Asantehene Gives Land For Uganda HIV Drug Factory

The Ashanti king, Otumfuo Nana Osei Tutu II, has given land to one of Uganda’s top pharmaceutical firms to build a factory and manufacture HIV/Aids drugs in Ghana.

Otumfuo announced the offer during a visit to Cipla Chemicals plant in Luzira, outside Kampala, as he concluded his five-day visit as a special guest at Kabaka Ronald Mutebi’s coronation silver jubilee anniversary celebrations.

The monarch’s offer was on the request of CIPLA chemicals chief executive, Mr Emmanuel Katongole.

“It was a very important opportunity for us to host the Asantehene. He has accepted to provide us land in Ghana to set up a factory,” Mr Katongole said following Wednesday’s meeting between the company’s top officials and the king.

According to its website, Cipla Quality Chemical Industries Limited manufactures anti-retroviral drugs (ARVs), Artemisinin-based Combination Therapies and Hepatitis drugs.
Otumfuo, accompanied by the Kabaka, also held a meeting with President Museveni at State House, Entebbe on Wednesday during which they explored the significance of traditional institutions in preserving culture, fostering unity and development.

The meeting coincided with the date, six years ago, when President Museveni on August 1, 2012 warned Mengo against opportunism, repeating old mistakes and dragging the Kabaka into politics.
Antagonism between the two sides was at its worst, but the relations have since thawed.

Meeting with Museveni
Sources that attended the meeting said the Asantehene talked about the importance of a cordial relation between central governments and cultural institutions for development.

Otumfuo reportedly told Mr Museveni that cultural institutions are embedded within various communities and command respect from subjects and, as such, are an important tool in delivery of services.
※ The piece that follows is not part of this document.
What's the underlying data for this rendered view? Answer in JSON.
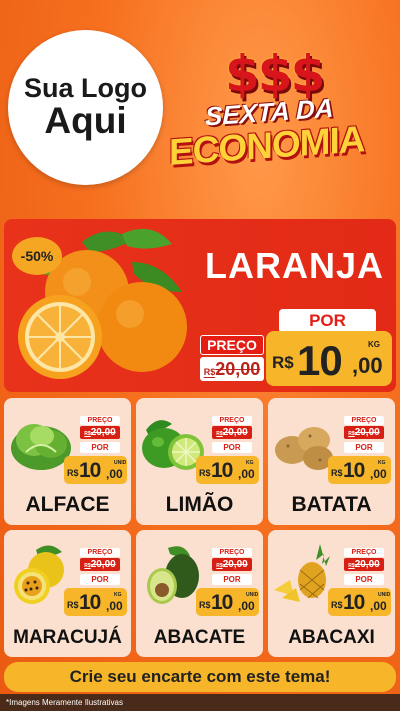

“More significant battles today, and those that unite all of us and we must work together to wipe them are disease, ignorance and poverty,” a source, who attended the meeting, quoted the Asantehene as having said.

In a statement issued after the meeting, State House said President Museveni commended traditional institutions as custodians of customs, culture and identity of a people, relieving the government to concentrate on big-ticket development issues.
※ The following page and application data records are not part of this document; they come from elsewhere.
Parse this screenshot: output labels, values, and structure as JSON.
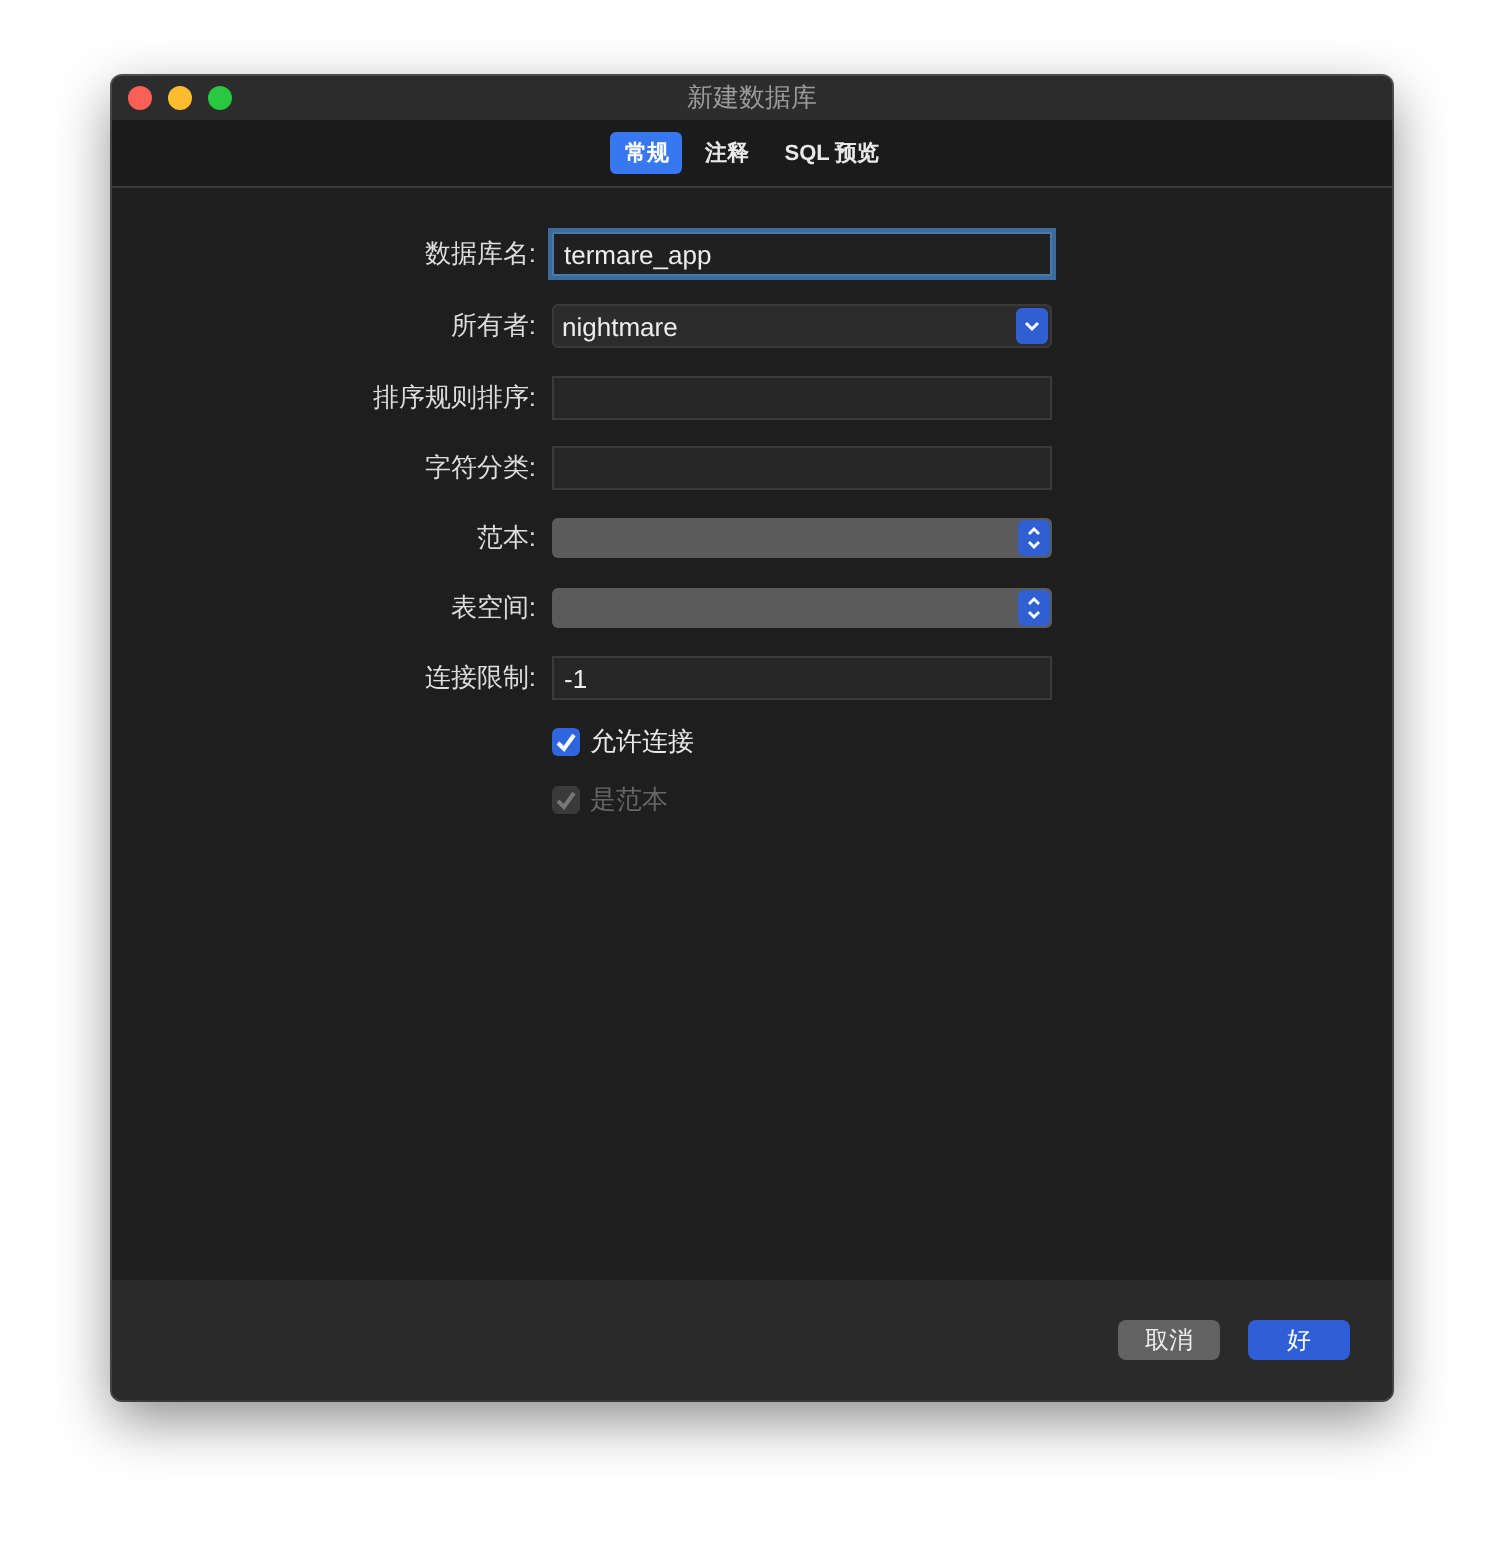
{
  "window": {
    "title": "新建数据库"
  },
  "tabs": [
    {
      "label": "常规",
      "selected": true
    },
    {
      "label": "注释",
      "selected": false
    },
    {
      "label": "SQL 预览",
      "selected": false
    }
  ],
  "fields": [
    {
      "label": "数据库名:",
      "kind": "text",
      "value": "termare_app",
      "focused": true
    },
    {
      "label": "所有者:",
      "kind": "popup",
      "value": "nightmare"
    },
    {
      "label": "排序规则排序:",
      "kind": "text",
      "focused": false
    },
    {
      "label": "字符分类:",
      "kind": "text",
      "focused": false
    },
    {
      "label": "范本:",
      "kind": "select"
    },
    {
      "label": "表空间:",
      "kind": "select"
    },
    {
      "label": "连接限制:",
      "kind": "text",
      "value": "-1",
      "focused": false
    }
  ],
  "checkboxes": [
    {
      "label": "允许连接",
      "checked": true,
      "disabled": false
    },
    {
      "label": "是范本",
      "checked": true,
      "disabled": true
    }
  ],
  "buttons": [
    {
      "label": "取消",
      "kind": "cancel"
    },
    {
      "label": "好",
      "kind": "default"
    }
  ]
}
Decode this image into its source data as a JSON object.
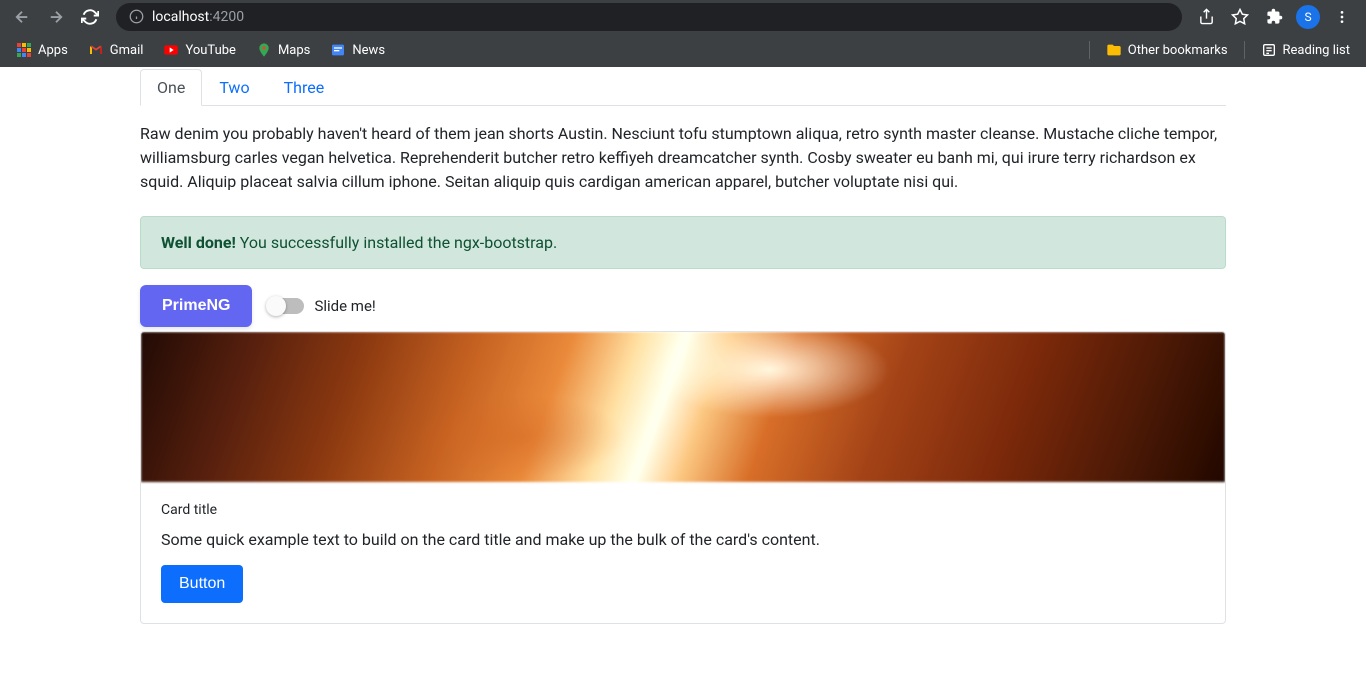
{
  "browser": {
    "url_host": "localhost",
    "url_port": ":4200",
    "avatar_initial": "S"
  },
  "bookmarks": {
    "apps": "Apps",
    "gmail": "Gmail",
    "youtube": "YouTube",
    "maps": "Maps",
    "news": "News",
    "other": "Other bookmarks",
    "reading": "Reading list"
  },
  "tabs": {
    "items": [
      {
        "label": "One"
      },
      {
        "label": "Two"
      },
      {
        "label": "Three"
      }
    ],
    "content": "Raw denim you probably haven't heard of them jean shorts Austin. Nesciunt tofu stumptown aliqua, retro synth master cleanse. Mustache cliche tempor, williamsburg carles vegan helvetica. Reprehenderit butcher retro keffiyeh dreamcatcher synth. Cosby sweater eu banh mi, qui irure terry richardson ex squid. Aliquip placeat salvia cillum iphone. Seitan aliquip quis cardigan american apparel, butcher voluptate nisi qui."
  },
  "alert": {
    "strong": "Well done!",
    "text": " You successfully installed the ngx-bootstrap."
  },
  "controls": {
    "primeng": "PrimeNG",
    "toggle_label": "Slide me!"
  },
  "card": {
    "title": "Card title",
    "text": "Some quick example text to build on the card title and make up the bulk of the card's content.",
    "button": "Button"
  }
}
“We fought for the people and if the people want something, we give it to them,” he said.


Otumfuo was reported to have hailed the President for restoring traditional institutions in Uganda, adding that it was necessary for political and traditional leaders to work together.
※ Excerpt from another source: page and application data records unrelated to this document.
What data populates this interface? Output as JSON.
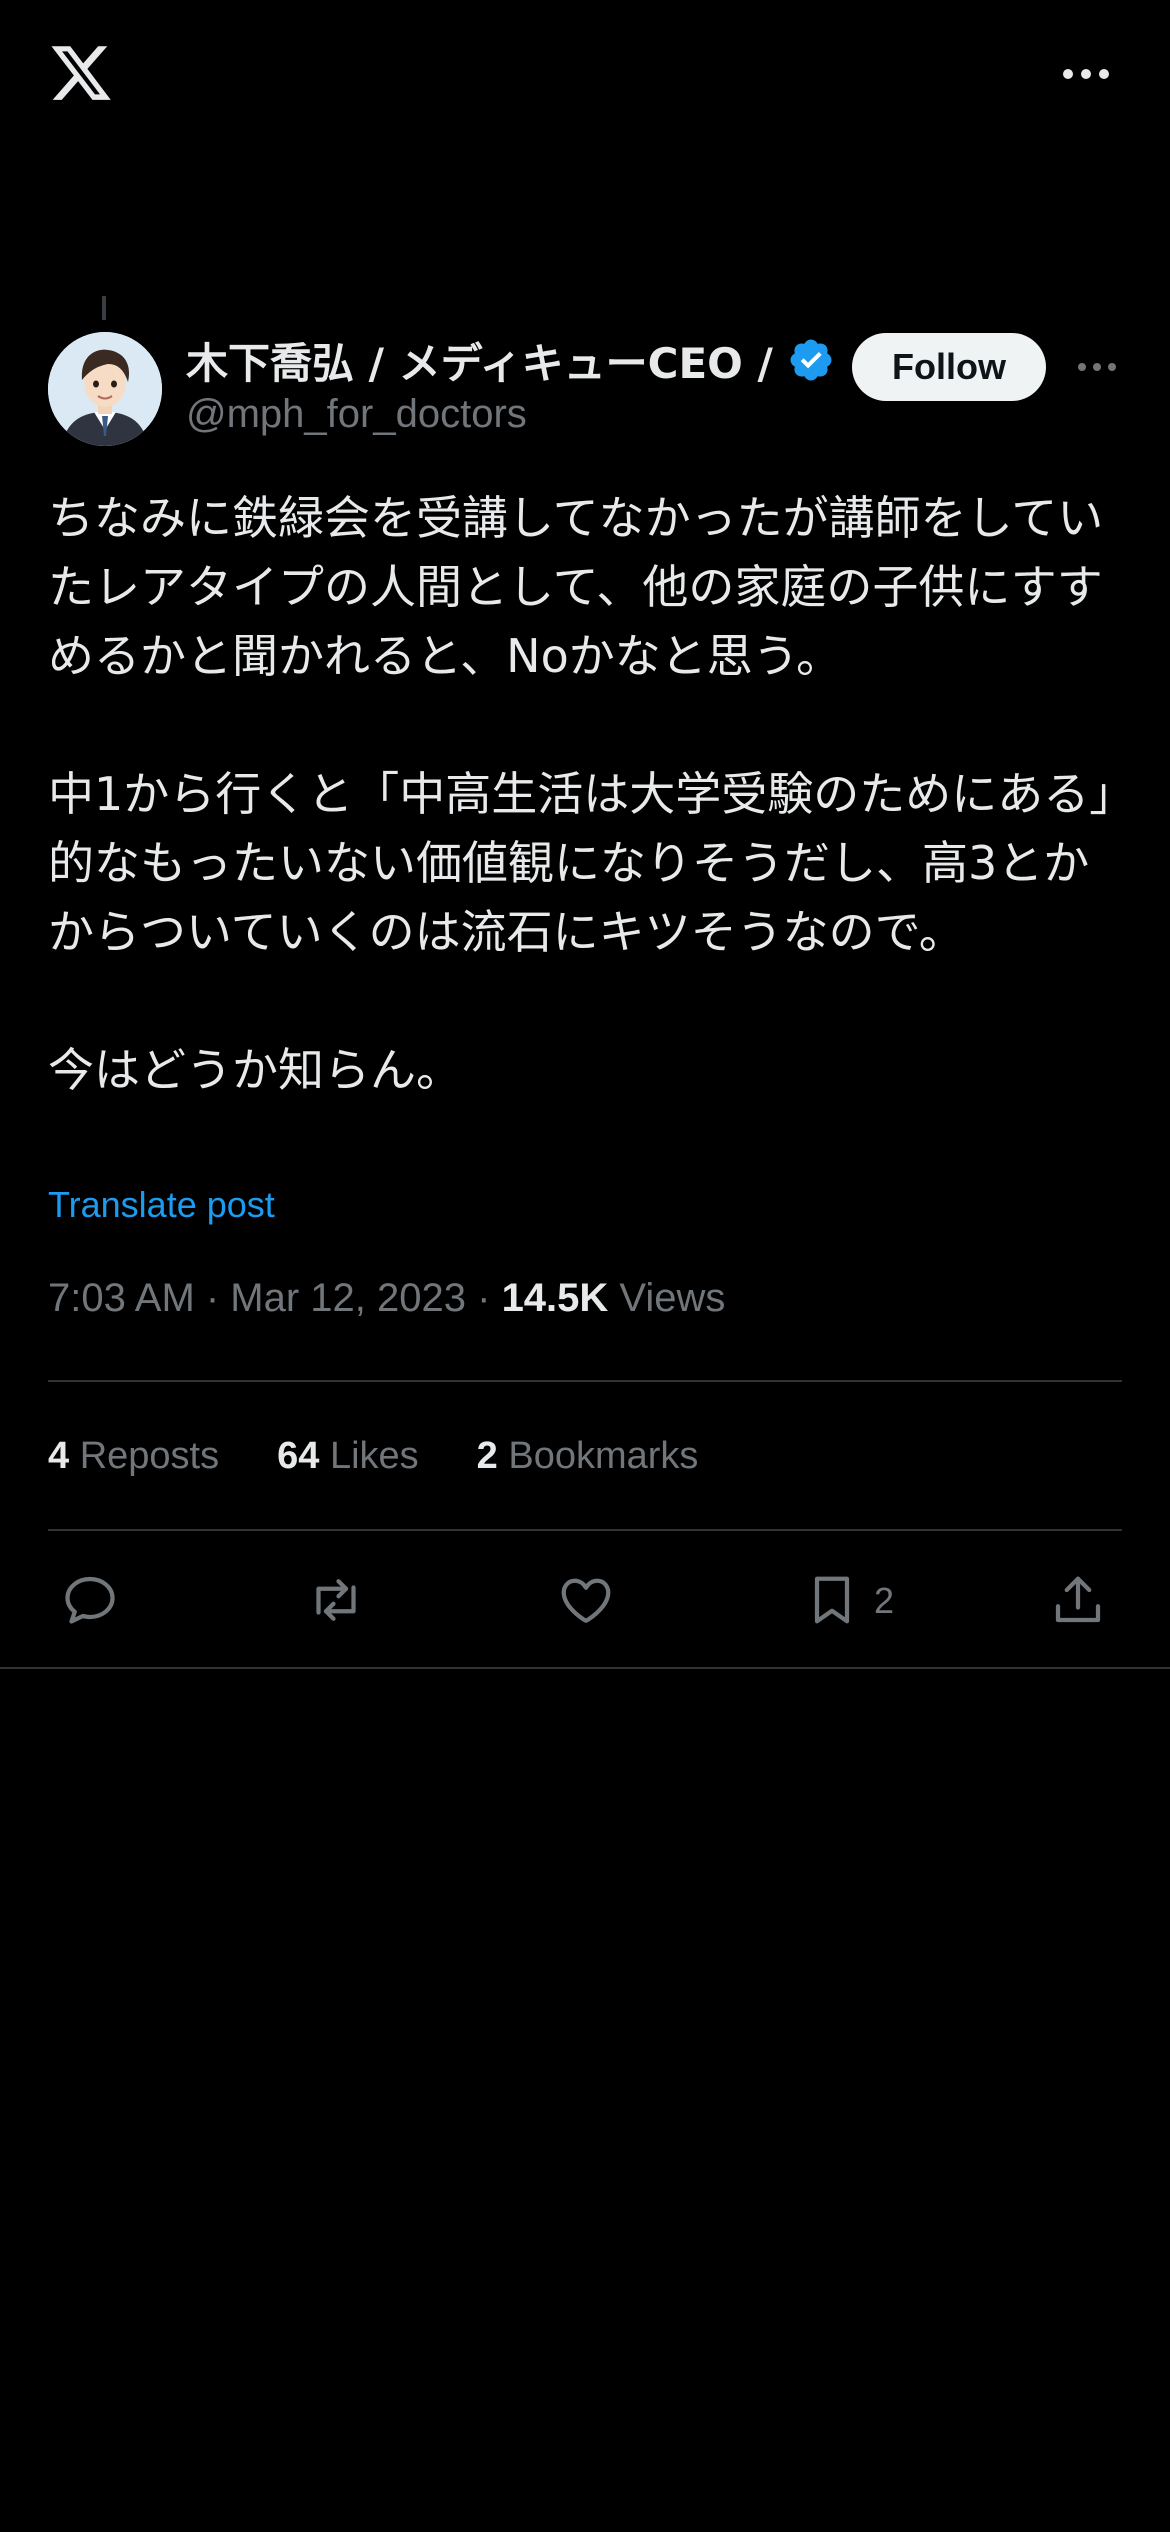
{
  "header": {
    "logo_icon": "x-logo-icon",
    "more_icon": "more-horizontal-icon"
  },
  "post": {
    "author": {
      "name": "木下喬弘 / メディキューCEO /",
      "handle": "@mph_for_doctors",
      "verified": true,
      "verified_color": "#1d9bf0",
      "avatar_icon": "avatar-illustration"
    },
    "follow_label": "Follow",
    "paragraphs": [
      "ちなみに鉄緑会を受講してなかったが講師をしていたレアタイプの人間として、他の家庭の子供にすすめるかと聞かれると、Noかなと思う。",
      "中1から行くと「中高生活は大学受験のためにある」的なもったいない価値観になりそうだし、高3とかからついていくのは流石にキツそうなので。",
      "今はどうか知らん。"
    ],
    "translate_label": "Translate post",
    "timestamp": "7:03 AM · Mar 12, 2023 · ",
    "views_count": "14.5K",
    "views_label": " Views"
  },
  "stats": {
    "reposts_count": "4",
    "reposts_label": " Reposts",
    "likes_count": "64",
    "likes_label": " Likes",
    "bookmarks_count": "2",
    "bookmarks_label": " Bookmarks"
  },
  "actions": {
    "reply_icon": "reply-icon",
    "repost_icon": "repost-icon",
    "like_icon": "heart-icon",
    "bookmark_icon": "bookmark-icon",
    "bookmark_count": "2",
    "share_icon": "share-icon"
  },
  "colors": {
    "background": "#000000",
    "text_primary": "#e7e9ea",
    "text_secondary": "#71767b",
    "accent": "#1d9bf0",
    "divider": "#2f3336"
  }
}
“I saw representatives of various kingdoms during the coronation anniversary. Customs and traditions must be preserved. There must be a rapport between government and kingdoms,” Otumfuo said, according to the statement.

The Ashanti king commended the President for leading the anti-HIV/Aids campaign and helping to reduce infection rates.
Mr Museveni informed his visitors that for as long democracy is prevailing in the country, people can freely decide what they want.

King Otumfuo leaves a great mark

Ghana’s Ashanti Empire King Otumfuo Nana Osei Tutu II yesterday ended his visit in Uganda with his designation as Buganda’s special guest during Kabaka Ronald Mutebi’s 25th coronation anniversary, forming the highlight.

There were exchanges of prized cultural gifts and cross-entertainment to spice up the event. On the first day, the Asantehene arrived at Bulange, the seat of Buganda Kingdom, and was received by the Kabaka, flanked by Katikkiro Charles Peter Mayiga and ministers.

The Kabaka briefly led him to his offices before going into the kingdom’s cabinet room. In his opening remarks, Mr Mayiga said culture is a tool for transformation and preservation of heritage and thanked the Ashanti leader for accepting to visit Buganda. “Many have read about the Ashanti Empire but when you visited us, we got a real feel of your empire,” he said.

The kings later moved to the palace stairs for a group photo. Through the Katikkiro, the Kabaka presented Otumfuo with a map of Buganda, a coffee table in the shape of the Buganda map and books about the life of Kabaka Mwanga who, like the Asantehene’s grandfather, was exiled on Seychelles by colonialists. “A lot of untrue stories have been said about King Mwanga but that book is a true exposé of his life,” Mr Mayiga said.